Setting: So often praised for his plot, characters, and themes, I think Dickens’ use of setting might often be overlooked. As I mentioned in a previous post, London is, in itself, a character in this novel. Dickens explores and showcases all sorts of areas in London: Chancery Court, Tom-all-Alones, and the townhouses of the wealthy. Other scenes come to life as well- the rich countryside of Jarndyce’s Bleak House and the homeland of the Dedlocks and Boythorn, Chesney Wold. He even spends a short time in a factory town in the north. All were alive and well-illustrated in this novel.

Style: Dickens’ voice, his satire, his comedy, his disgust and joy, really make this story real, as if you are gathered around Dickens, listening to him tell it. It really makes you envious of those Victorians who lined up to listen to his public readings. He was a very gifted writer; his words are put together as well as Shakespeare’s, and they are a treasure. Like Shakespeare, I think Dickens is one I will want to read again, if simply for his phrasing and the delight I feel at his genius use of language.
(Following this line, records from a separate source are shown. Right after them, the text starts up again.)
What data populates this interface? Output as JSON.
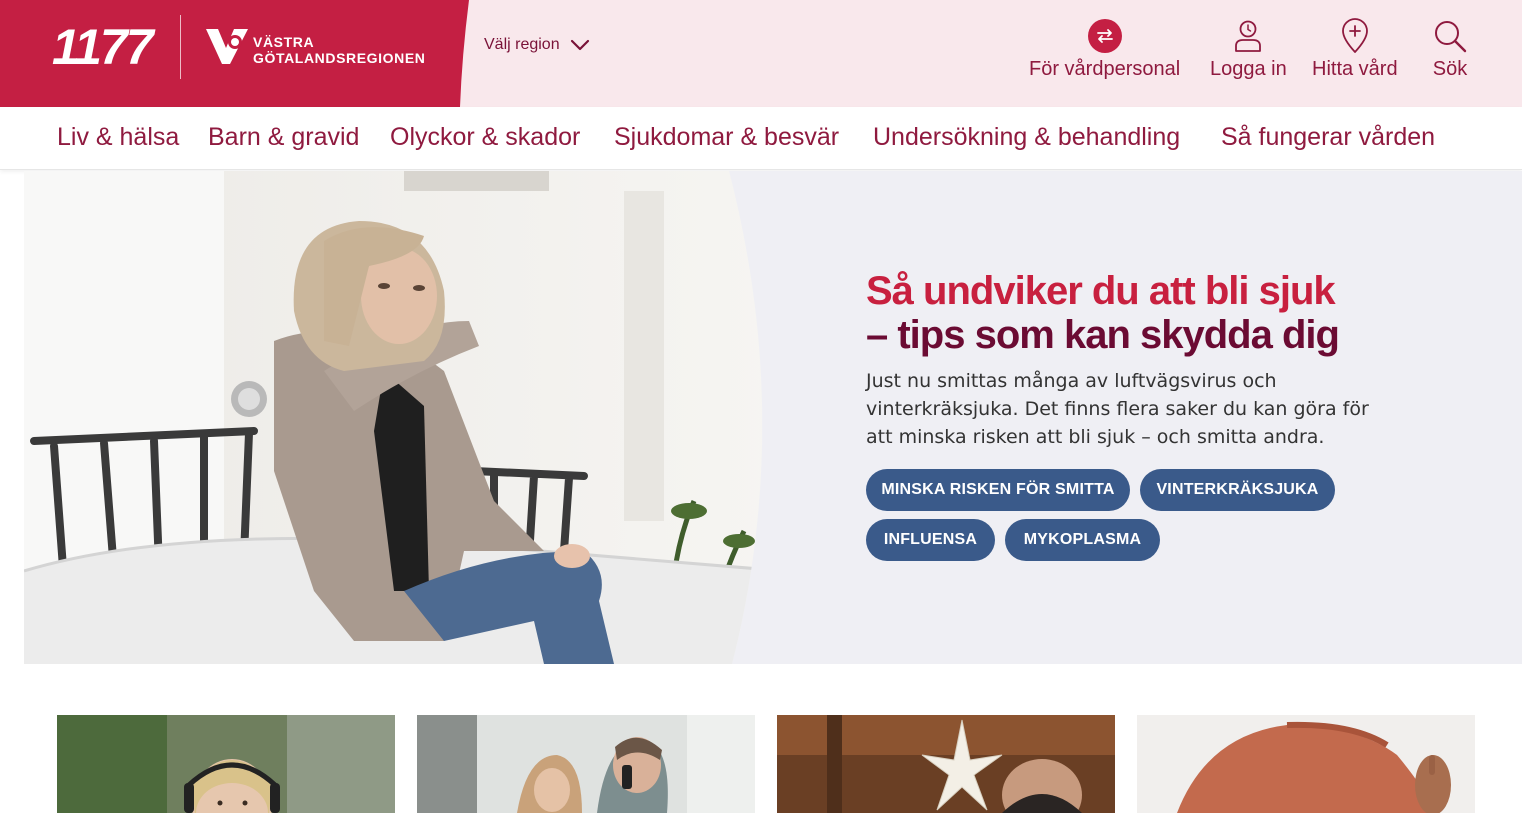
{
  "brand": {
    "logo_text": "1177",
    "region_org_line1": "VÄSTRA",
    "region_org_line2": "GÖTALANDSREGIONEN"
  },
  "region_selector": {
    "label": "Välj region",
    "icon": "chevron-down-icon"
  },
  "utility_nav": {
    "staff": {
      "label": "För vårdpersonal",
      "icon": "swap-arrows-icon"
    },
    "login": {
      "label": "Logga in",
      "icon": "user-icon"
    },
    "find_care": {
      "label": "Hitta vård",
      "icon": "map-pin-plus-icon"
    },
    "search": {
      "label": "Sök",
      "icon": "search-icon"
    }
  },
  "main_nav": {
    "items": [
      {
        "label": "Liv & hälsa"
      },
      {
        "label": "Barn & gravid"
      },
      {
        "label": "Olyckor & skador"
      },
      {
        "label": "Sjukdomar & besvär"
      },
      {
        "label": "Undersökning & behandling"
      },
      {
        "label": "Så fungerar vården"
      }
    ]
  },
  "hero": {
    "title_line1": "Så undviker du att bli sjuk",
    "title_line2": "– tips som kan skydda dig",
    "body": "Just nu smittas många av luftvägsvirus och vinterkräksjuka. Det finns flera saker du kan göra för att minska risken att bli sjuk – och smitta andra.",
    "buttons": [
      {
        "label": "MINSKA RISKEN FÖR SMITTA"
      },
      {
        "label": "VINTERKRÄKSJUKA"
      },
      {
        "label": "INFLUENSA"
      },
      {
        "label": "MYKOPLASMA"
      }
    ]
  },
  "colors": {
    "brand_red": "#c41f43",
    "header_pink": "#f9e8ec",
    "nav_text": "#8f1a3f",
    "title_dark": "#6b0b33",
    "pill_blue": "#3a5a8a",
    "hero_bg": "#efeff4"
  }
}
One Minor Gripe: Esther. Esther takes turns with Dickens as narrator in this novel, and many readers are terribly annoyed with her. I am not as annoyed by Esther’s sweetness and naiveté as other reviewers, but I do have one issue with her. At the mid-point of the story, she has some belief that a certain man has been in love with her, but won’t love her anymore for certain circumstances (as Mr. Guppy would put it). So, tragically, she gives up this potential romance and goes on being a constant shoulder to everyone around her.

The problem is, I never saw where she got this idea of a budding romance. She certainly had a crush on him, but there was no evidence in the storyline to show that the feelings were reciprocated. We (she, and I, the reader) barely ever even saw him! Well, I saw him more than she did, when Dickens was narrating, but she wasn’t there! From what I saw, they had barely ever had any dialogue and saw each other only a few times at this point. I’m not sure if this was a flaw in Dickens’ plot or characterization. So, I blame Esther. She’s making things up in her head. That’s all there is to it!

Links:

Goodreads Reviews

My reflection on Dickens’ life: Classic Authors: They’re Just Like Us! Part One and Two

My discussion on the Court of Chancery (a major part of the story): Suffer any wrong that can be done you rather than come here!”

My reflection on Dickens’ use of characterization in Bleak House: Dickens: The Master of Characterization

My reflection on Dickens’ views on philanthropy: “Spasmodic Benevolence”: Dickens and Philanthropy